We paddled for a couple of hours, had lunch on an island around 1:30. Rosa and I are working well together as a team, and so far, the weather has been lovely--blue skies, temperatures in the mid-60s. The breeze can be stiff, especially when it is blowing upstream right at us, but we are making good progress. Tomorrow the forecast calls for rain, but we shall see.
Before we set out in the morning, I sounded the shofar. I plan to start each day, except Shabbat, this way. I think of the Partisan's Song, written in the Vilna Ghetto, which ends with "Mir zaynen daw--We are here!" I want to honor those who were here with the shofar's call, which, for me, echoes that same message: "Hinenu--We are here!" We are here, still, the descendants of those who left before the war and those who survived. The Jewish people. It is a call of defiance in the face of destruction. It is a trumpeting of pride.
The pattern of shofar calls reinforce this. We begin with tekiah--a whole, unbroken blast. One, it says, we were whole. Then shevarim and teruah--three shorter and then nine even shorter staccato blasts. The sound of brokenness. But we end with tekiah again--the promise of wholeness restored. And so we move, with the shofar calls, and in life, from wholeness to brokenness and back, we hope, toward the promise of wholeness restored. Of course in this world, that restoration is never in full. The immense horror of the Shoah cannot be redeemed. But we who are blessed to be here, now, must do our part to work toward wholeness. Once there was a wholeness to Jewish life here in Lithuania. It was hard and poor, but also filled with the beauty of learning, of Torah and tradition and revolution, too. Now there are tiny sparks and shards of that life. I hope to collect some of those as my tikkun during my time here.
Finally, as I davvened this morning in my tallit and tefillin---another practice I am committed to daily during my time here--two phrases from the liturgy jumped out at me. I've uttered them hundreds of times, but the context here gave them new meaning and emphasis, which is part of the beauty of prayer. The first was the blessing thanking God for making me a Jew--Baruch atah. . . Sh'asani Yisrael. I try to imagine saying this when the words were, effectily, a death sentence. How to praise God for making one a Jew (or, as my ancestors would have said, using the traditional formulation, for not making them non-Jews), when Jews were being rounded up for execution? I, who am blessed to live in happier and easier times, want to affirm those words.

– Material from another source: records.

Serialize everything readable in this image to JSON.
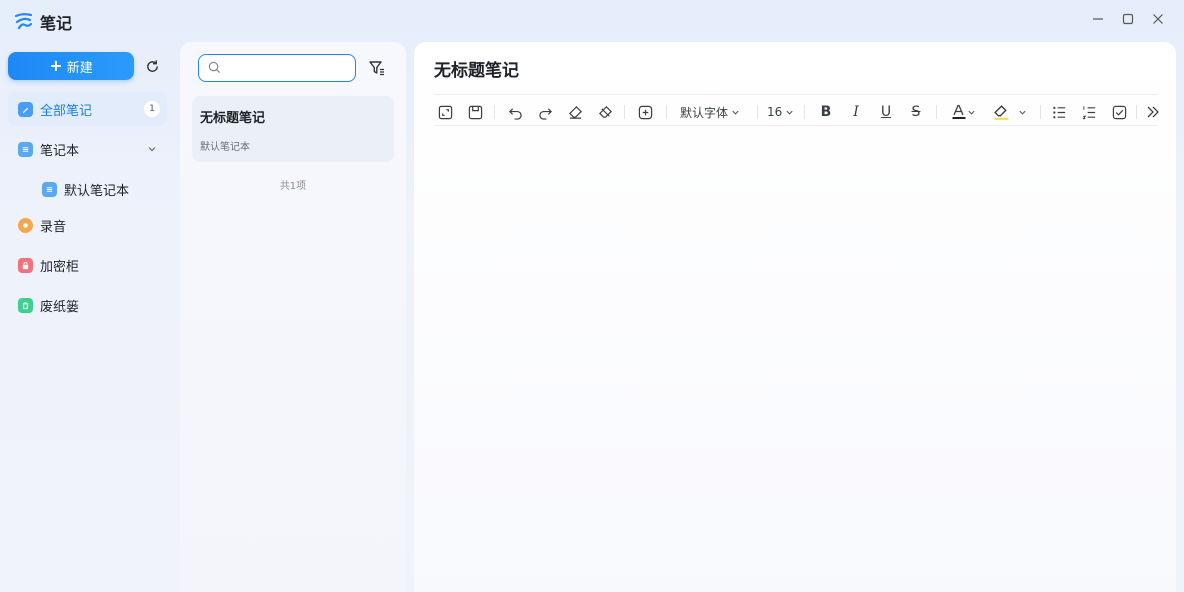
{
  "app": {
    "title": "笔记"
  },
  "sidebar": {
    "new_label": "新建",
    "items": [
      {
        "label": "全部笔记",
        "badge": "1",
        "icon": "all-notes-icon",
        "active": true
      },
      {
        "label": "笔记本",
        "icon": "notebook-icon"
      },
      {
        "label": "默认笔记本",
        "icon": "notebook-icon"
      },
      {
        "label": "录音",
        "icon": "recording-icon"
      },
      {
        "label": "加密柜",
        "icon": "lock-icon"
      },
      {
        "label": "废纸篓",
        "icon": "trash-icon"
      }
    ]
  },
  "list": {
    "search": {
      "placeholder": "",
      "value": ""
    },
    "notes": [
      {
        "title": "无标题笔记",
        "notebook": "默认笔记本"
      }
    ],
    "count": "共1项"
  },
  "editor": {
    "title": "无标题笔记",
    "font_family": "默认字体",
    "font_size": "16"
  },
  "colors": {
    "accent": "#1e88f5",
    "active_bg": "#e3ecfa"
  }
}
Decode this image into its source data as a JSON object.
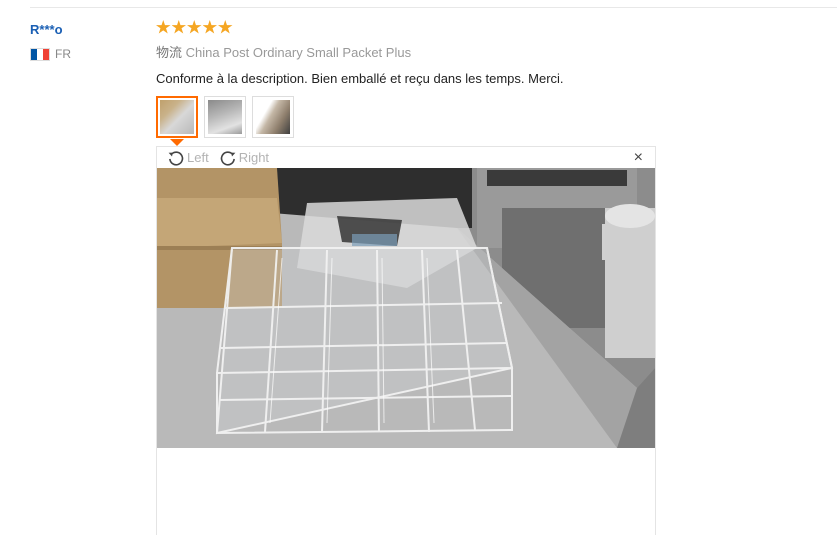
{
  "buyer": {
    "name": "R***o",
    "country_code": "FR",
    "flag_colors": [
      "#0055a4",
      "#ffffff",
      "#ef4135"
    ]
  },
  "review": {
    "rating": 5,
    "star_color": "#f5a623",
    "shipping_label": "物流",
    "shipping_method": "China Post Ordinary Small Packet Plus",
    "text": "Conforme à la description. Bien emballé et reçu dans les temps. Merci."
  },
  "thumbnails": [
    {
      "name": "review-photo-1",
      "active": true
    },
    {
      "name": "review-photo-2",
      "active": false
    },
    {
      "name": "review-photo-3",
      "active": false
    }
  ],
  "viewer": {
    "rotate_left_label": "Left",
    "rotate_right_label": "Right",
    "close_glyph": "×",
    "accent_color": "#ff6a00"
  }
}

And second, from Ahavah Rabbah, the second blessing before the recital of the Shema. We ask God to have mercy on us, " Ba'avor avotayanu sh'batchu v'chah va-t'lamdem chukay chaim--for the sake of our ancestors, who trusted in You, so you taught them the laws of life." What a statement to make here, in the shadow of our history! Our ancestors trusted in You--and you taught them the laws of life. Not the laws of Torah, the mitzvot, that some of them studied so ardently. The laws of life, good and bad. What to make of those who put their faith in God here and learned these "laws of life": brutality, torture, death? What about the other laws of life--kindness, cooperation, compassion, blessing, justice? Perhaps God leaves it up to us to be the teachers of these to one another, calling us to rise to the challenge and lamenting when, so often, we do not? Can we trust enough, even knowing the ravages of history, to merit blessing?
After lunch, we made a stop at a very long staircase leading up from the river banks to a park. We pulled over, tied the boat up, and climbed the 200+ stairs to Neris Regional Park and hiked about for 30 minutes or so. Then we paddled a few more hours, until 8:00 pm. This was a bit too long for our first day on the river. We were exhausted, but had a tough time finding a good campsite. Finally, as it got late and we grew more eager to call it a day, we settled for a rather overgrown spot that was buggy and not so scenic, but very welcome, thank you so much. We had macaroni and cheese for dinner and I did my best, with almost no cell phone coverage, to text my daughter, Rachel, a happy 17th birthday! Proud of her and missing her on this big day!
Heraclitus famously taught: "You can't step in the same river twice." He was the pre-Socratic philosopher of flux, and of course he's right. The river is, by definition, always changing. And so are we, along with the rocks and trees, wind and weather. So not only is it never the same river, it's not the same "you" either.
I'm acutely aware of this on this trip, as I return to places where my ancestors lived over a century ago. In a real sense, Thomas Wolfe was right--you can't go home again. Lithuania is not Lita--not the same place it was for Yehuda Tzvi and Feige Rivke Finkelstein, or for those who were murdered in these forests. It is not the same--lamentably, and thank goodness. Much water has passed under the bridges and streets. Still, it means something significant, at least to me, to stand in this river, even if neither I nor it can ever be the same. I am grateful, beyond words, to be here--in every sense. Grateful to be here, meaning in this life, on this earth, at this moment, alive, beyond all odds, precisely because my family left the Old Country when they did. And grateful, too, to be here, on this very place of water and earth, on the Neris, moving from Vilnius to Kaunas, from Vilna to Kovno, with my beloved daughter, Rosa. Grateful to be here to learn, to live, to grow.